My performance against quota was all over the map.  One quarter great and the next zero.  I was earning more and getting bigger commission checks but fewer of them.  My overall performance for the year was better but getting there created a lot of stress in the system.  I was not consistent.

What happened?

It turns out a strategic, zoom out only approach to sales has its own traps.  My activity declined too much.  I became too cautious.  Everything had to be planned out and I failed to notice when the moment was right for action and rapid execution.  The focus on the development of being a good strategist came at the expense of being a good tactician.  I was still only using one lens.

Time to pivot again.

Zoom In.  Zoom Out.  Zoom In:

“A good photograph is knowing where to stand” – Ansel Adams

Like a professional photographer, you need to know where you need to be positioned on a deal to successfully close it.  To have maximum impact on the buying process we need to be skilled at not only using multiple lenses but also knowing when to use each one.  Your position on a deal tells you if you should zoom in or zoom out.  This takes hard work along with some sales training & coaching.  But if you commit to developing your Zooming skills you will see yourself consistently making your number, becoming a top performer and earn “game-changing” income.

You need to be both a good sales strategist and a good sales tactician.  And you need to excel at knowing when to move from one zooming activity to the other and then back again.

The chart below is what I call the Zoom chart.  It is meant to help you visualize the key activities of strategy v tactics.  Of Zoom Out v Zoom In.

Zoom Chart

Zoom Out
Strategy – who, what, when, where, why
Zoom In
Tactics – how
Attitude Open, CreativeNarrow, Focused
ActivityGenerate & Refine IdeasProvide Insight
MindsetUncertainty, AnalyticCertainty, Intuition
Approach Explore, Test, ModelExecute
DriverData, ResearchInformation, Outcome
ActionPlan itDo It
VehicleInternal Deal WorkoutsDirect Customer Engagement
VelocitySlow, PatientFast, Intense

Zooming can help you take control of your sales process and it can help you respond effectively to rapidly changing business conditions. But because you have more control and increase deal velocity you can also manage more deals simultaneously.  This means more consistency in your performance, higher earnings and becoming a high-performing sales professional.  

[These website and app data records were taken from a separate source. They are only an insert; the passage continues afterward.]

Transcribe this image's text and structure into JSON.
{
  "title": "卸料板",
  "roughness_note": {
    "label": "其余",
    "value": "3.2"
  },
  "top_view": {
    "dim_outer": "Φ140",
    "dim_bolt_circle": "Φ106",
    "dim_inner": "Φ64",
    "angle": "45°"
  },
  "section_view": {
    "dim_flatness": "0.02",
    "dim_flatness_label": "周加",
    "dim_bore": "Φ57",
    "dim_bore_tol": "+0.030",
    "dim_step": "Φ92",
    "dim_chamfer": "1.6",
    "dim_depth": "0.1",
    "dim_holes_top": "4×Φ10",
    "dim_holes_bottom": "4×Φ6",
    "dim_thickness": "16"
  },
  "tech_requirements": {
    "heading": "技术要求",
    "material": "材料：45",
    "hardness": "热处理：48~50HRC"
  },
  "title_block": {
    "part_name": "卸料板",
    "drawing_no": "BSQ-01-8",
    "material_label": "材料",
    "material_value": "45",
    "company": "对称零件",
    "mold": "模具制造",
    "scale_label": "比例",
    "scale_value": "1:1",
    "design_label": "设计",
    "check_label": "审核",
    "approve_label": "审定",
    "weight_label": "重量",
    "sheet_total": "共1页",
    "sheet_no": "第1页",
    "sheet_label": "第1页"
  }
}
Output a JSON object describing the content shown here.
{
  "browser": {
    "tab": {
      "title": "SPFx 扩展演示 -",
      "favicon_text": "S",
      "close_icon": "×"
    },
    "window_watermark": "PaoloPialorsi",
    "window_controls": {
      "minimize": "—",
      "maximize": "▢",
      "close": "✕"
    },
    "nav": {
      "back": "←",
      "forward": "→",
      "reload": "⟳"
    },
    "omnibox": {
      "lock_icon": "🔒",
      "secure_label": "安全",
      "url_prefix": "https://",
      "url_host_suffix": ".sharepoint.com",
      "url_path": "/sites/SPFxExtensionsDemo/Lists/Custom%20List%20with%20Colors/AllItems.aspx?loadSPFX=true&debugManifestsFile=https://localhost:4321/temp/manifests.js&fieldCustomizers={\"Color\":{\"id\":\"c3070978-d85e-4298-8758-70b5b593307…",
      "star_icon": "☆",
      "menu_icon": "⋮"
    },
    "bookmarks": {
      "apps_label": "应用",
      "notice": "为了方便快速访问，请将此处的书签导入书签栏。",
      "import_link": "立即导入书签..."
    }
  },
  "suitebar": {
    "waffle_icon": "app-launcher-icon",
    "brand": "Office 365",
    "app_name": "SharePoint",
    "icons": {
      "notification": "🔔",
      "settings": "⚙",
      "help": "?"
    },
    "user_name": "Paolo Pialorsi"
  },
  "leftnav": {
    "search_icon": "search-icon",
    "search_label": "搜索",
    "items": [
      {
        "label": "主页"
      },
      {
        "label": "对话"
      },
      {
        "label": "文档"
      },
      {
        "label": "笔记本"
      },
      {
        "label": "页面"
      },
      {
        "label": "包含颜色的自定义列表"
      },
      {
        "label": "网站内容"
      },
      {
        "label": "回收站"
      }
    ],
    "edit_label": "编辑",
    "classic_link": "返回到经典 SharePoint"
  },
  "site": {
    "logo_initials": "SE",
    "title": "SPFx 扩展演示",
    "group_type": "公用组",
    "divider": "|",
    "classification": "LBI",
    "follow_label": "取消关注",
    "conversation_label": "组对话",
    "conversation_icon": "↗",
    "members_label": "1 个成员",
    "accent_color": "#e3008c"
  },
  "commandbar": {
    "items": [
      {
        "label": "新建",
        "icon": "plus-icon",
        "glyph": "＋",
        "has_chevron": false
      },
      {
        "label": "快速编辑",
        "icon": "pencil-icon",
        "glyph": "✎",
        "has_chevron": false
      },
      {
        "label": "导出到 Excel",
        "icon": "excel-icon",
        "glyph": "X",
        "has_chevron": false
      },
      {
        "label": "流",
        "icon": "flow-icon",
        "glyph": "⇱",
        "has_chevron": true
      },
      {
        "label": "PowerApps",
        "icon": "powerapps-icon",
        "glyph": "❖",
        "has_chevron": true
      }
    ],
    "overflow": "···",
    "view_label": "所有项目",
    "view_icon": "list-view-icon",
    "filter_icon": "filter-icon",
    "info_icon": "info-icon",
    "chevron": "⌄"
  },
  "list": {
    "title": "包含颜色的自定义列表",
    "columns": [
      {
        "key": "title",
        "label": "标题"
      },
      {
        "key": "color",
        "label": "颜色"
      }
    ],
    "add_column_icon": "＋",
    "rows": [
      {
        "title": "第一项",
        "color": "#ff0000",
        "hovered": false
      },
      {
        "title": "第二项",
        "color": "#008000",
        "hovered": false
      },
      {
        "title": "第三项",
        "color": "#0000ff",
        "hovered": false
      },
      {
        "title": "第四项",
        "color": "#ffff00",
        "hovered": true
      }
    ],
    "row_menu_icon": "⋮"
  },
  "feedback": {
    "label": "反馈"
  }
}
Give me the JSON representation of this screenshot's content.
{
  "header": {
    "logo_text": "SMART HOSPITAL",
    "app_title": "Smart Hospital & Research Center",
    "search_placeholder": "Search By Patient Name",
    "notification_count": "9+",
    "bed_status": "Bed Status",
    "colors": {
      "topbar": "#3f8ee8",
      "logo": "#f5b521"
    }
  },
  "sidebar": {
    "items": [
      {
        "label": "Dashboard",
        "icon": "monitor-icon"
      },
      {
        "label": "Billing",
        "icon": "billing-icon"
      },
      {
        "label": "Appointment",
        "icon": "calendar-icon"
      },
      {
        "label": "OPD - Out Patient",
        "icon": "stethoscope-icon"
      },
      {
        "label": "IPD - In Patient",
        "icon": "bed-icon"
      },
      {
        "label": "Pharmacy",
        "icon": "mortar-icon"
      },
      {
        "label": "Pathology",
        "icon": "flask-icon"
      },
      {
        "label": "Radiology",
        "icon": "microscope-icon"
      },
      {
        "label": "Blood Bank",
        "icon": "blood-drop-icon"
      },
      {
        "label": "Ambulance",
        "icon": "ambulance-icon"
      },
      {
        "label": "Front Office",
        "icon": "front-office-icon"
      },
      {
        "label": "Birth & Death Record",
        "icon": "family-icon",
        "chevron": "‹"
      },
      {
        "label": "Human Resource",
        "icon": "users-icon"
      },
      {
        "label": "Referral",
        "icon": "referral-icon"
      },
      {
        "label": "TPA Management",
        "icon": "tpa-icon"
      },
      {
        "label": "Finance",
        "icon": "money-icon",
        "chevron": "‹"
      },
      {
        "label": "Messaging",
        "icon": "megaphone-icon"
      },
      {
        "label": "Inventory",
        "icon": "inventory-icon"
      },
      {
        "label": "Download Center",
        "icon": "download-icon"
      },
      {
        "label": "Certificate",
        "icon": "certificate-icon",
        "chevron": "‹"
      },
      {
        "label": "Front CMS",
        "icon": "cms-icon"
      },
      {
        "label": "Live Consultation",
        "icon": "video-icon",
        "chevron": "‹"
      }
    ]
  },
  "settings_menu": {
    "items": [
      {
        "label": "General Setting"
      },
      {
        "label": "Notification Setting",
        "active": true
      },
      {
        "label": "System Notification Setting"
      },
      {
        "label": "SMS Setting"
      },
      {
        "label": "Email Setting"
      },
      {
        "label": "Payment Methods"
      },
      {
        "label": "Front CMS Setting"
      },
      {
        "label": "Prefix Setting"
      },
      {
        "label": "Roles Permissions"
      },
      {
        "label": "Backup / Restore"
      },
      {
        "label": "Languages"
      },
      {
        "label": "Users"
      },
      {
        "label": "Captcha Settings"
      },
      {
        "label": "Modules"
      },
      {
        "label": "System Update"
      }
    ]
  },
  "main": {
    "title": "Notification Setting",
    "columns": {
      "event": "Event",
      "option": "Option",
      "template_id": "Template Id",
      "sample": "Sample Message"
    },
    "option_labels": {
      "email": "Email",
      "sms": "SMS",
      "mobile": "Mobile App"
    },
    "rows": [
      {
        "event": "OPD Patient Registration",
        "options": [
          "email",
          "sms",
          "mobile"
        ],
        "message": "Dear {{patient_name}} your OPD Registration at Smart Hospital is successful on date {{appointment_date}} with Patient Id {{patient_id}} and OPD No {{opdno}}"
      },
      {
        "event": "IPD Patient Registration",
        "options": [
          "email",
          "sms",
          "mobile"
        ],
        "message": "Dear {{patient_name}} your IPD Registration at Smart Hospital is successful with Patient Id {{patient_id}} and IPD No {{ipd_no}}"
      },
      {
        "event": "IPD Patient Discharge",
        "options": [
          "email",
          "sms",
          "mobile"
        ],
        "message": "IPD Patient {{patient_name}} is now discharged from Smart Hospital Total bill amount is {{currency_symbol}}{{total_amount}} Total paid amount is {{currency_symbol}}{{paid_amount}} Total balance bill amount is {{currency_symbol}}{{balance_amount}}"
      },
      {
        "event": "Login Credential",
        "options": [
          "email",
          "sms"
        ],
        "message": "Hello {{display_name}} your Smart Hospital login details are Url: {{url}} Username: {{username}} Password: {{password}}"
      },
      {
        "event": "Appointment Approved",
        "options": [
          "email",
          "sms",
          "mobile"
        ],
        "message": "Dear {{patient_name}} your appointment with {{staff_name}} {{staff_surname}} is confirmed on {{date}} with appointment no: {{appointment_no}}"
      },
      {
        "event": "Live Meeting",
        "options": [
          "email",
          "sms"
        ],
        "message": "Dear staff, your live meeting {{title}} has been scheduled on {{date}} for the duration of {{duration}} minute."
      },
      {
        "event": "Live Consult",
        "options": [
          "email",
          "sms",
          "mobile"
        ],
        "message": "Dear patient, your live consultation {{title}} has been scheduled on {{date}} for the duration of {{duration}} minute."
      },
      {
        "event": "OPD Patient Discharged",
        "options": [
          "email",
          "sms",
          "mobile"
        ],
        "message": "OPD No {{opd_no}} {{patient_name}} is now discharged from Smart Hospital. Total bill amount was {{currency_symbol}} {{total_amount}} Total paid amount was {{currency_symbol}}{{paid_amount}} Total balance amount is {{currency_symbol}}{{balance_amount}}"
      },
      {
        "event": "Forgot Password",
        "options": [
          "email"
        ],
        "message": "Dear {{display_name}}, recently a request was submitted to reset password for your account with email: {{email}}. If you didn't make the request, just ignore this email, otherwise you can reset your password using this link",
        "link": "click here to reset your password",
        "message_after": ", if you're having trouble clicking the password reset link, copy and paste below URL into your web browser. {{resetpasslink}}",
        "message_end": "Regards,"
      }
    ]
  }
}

Navigation:  I wrote this article listening to Head On by Jose Gonzalez